Exercise aim: Output the complete listing exactly.
** Opening Data for review block **
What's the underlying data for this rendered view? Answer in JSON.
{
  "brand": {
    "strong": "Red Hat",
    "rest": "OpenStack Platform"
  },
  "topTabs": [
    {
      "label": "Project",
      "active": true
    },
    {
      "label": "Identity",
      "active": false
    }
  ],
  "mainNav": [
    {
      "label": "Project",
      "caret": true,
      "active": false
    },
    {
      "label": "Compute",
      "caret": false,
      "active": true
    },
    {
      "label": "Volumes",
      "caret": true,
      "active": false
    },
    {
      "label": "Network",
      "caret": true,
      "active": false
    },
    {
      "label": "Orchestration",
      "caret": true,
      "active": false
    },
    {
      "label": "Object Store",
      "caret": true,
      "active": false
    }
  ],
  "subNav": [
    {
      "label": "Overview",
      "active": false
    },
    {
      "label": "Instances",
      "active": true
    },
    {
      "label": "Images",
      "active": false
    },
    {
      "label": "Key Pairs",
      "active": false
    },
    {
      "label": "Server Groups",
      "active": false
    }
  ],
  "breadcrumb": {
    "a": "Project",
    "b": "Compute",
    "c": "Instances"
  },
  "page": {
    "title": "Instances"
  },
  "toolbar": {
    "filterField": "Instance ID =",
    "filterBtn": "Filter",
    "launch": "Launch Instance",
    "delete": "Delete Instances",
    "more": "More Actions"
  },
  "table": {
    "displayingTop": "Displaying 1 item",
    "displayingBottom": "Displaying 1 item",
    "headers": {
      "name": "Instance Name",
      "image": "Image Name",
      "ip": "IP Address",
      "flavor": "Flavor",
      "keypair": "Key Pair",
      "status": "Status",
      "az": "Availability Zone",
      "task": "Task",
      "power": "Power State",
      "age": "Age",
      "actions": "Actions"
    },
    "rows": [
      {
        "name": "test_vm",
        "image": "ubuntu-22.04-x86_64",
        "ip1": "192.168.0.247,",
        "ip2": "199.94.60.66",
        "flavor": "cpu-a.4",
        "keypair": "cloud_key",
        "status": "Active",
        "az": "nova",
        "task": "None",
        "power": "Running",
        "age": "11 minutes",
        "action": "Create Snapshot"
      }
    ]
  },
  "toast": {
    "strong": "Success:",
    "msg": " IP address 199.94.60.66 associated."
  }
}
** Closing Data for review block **
Completed task:
What's the underlying data for this rendered view? Answer in JSON.
{
  "brand": {
    "strong": "Red Hat",
    "rest": "OpenStack Platform"
  },
  "topTabs": [
    {
      "label": "Project",
      "active": true
    },
    {
      "label": "Identity",
      "active": false
    }
  ],
  "mainNav": [
    {
      "label": "Project",
      "caret": true,
      "active": false
    },
    {
      "label": "Compute",
      "caret": false,
      "active": true
    },
    {
      "label": "Volumes",
      "caret": true,
      "active": false
    },
    {
      "label": "Network",
      "caret": true,
      "active": false
    },
    {
      "label": "Orchestration",
      "caret": true,
      "active": false
    },
    {
      "label": "Object Store",
      "caret": true,
      "active": false
    }
  ],
  "subNav": [
    {
      "label": "Overview",
      "active": false
    },
    {
      "label": "Instances",
      "active": true
    },
    {
      "label": "Images",
      "active": false
    },
    {
      "label": "Key Pairs",
      "active": false
    },
    {
      "label": "Server Groups",
      "active": false
    }
  ],
  "breadcrumb": {
    "a": "Project",
    "b": "Compute",
    "c": "Instances"
  },
  "page": {
    "title": "Instances"
  },
  "toolbar": {
    "filterField": "Instance ID =",
    "filterBtn": "Filter",
    "launch": "Launch Instance",
    "delete": "Delete Instances",
    "more": "More Actions"
  },
  "table": {
    "displayingTop": "Displaying 1 item",
    "displayingBottom": "Displaying 1 item",
    "headers": {
      "name": "Instance Name",
      "image": "Image Name",
      "ip": "IP Address",
      "flavor": "Flavor",
      "keypair": "Key Pair",
      "status": "Status",
      "az": "Availability Zone",
      "task": "Task",
      "power": "Power State",
      "age": "Age",
      "actions": "Actions"
    },
    "rows": [
      {
        "name": "test_vm",
        "image": "ubuntu-22.04-x86_64",
        "ip1": "192.168.0.247,",
        "ip2": "199.94.60.66",
        "flavor": "cpu-a.4",
        "keypair": "cloud_key",
        "status": "Active",
        "az": "nova",
        "task": "None",
        "power": "Running",
        "age": "11 minutes",
        "action": "Create Snapshot"
      }
    ]
  },
  "toast": {
    "strong": "Success:",
    "msg": " IP address 199.94.60.66 associated."
  }
}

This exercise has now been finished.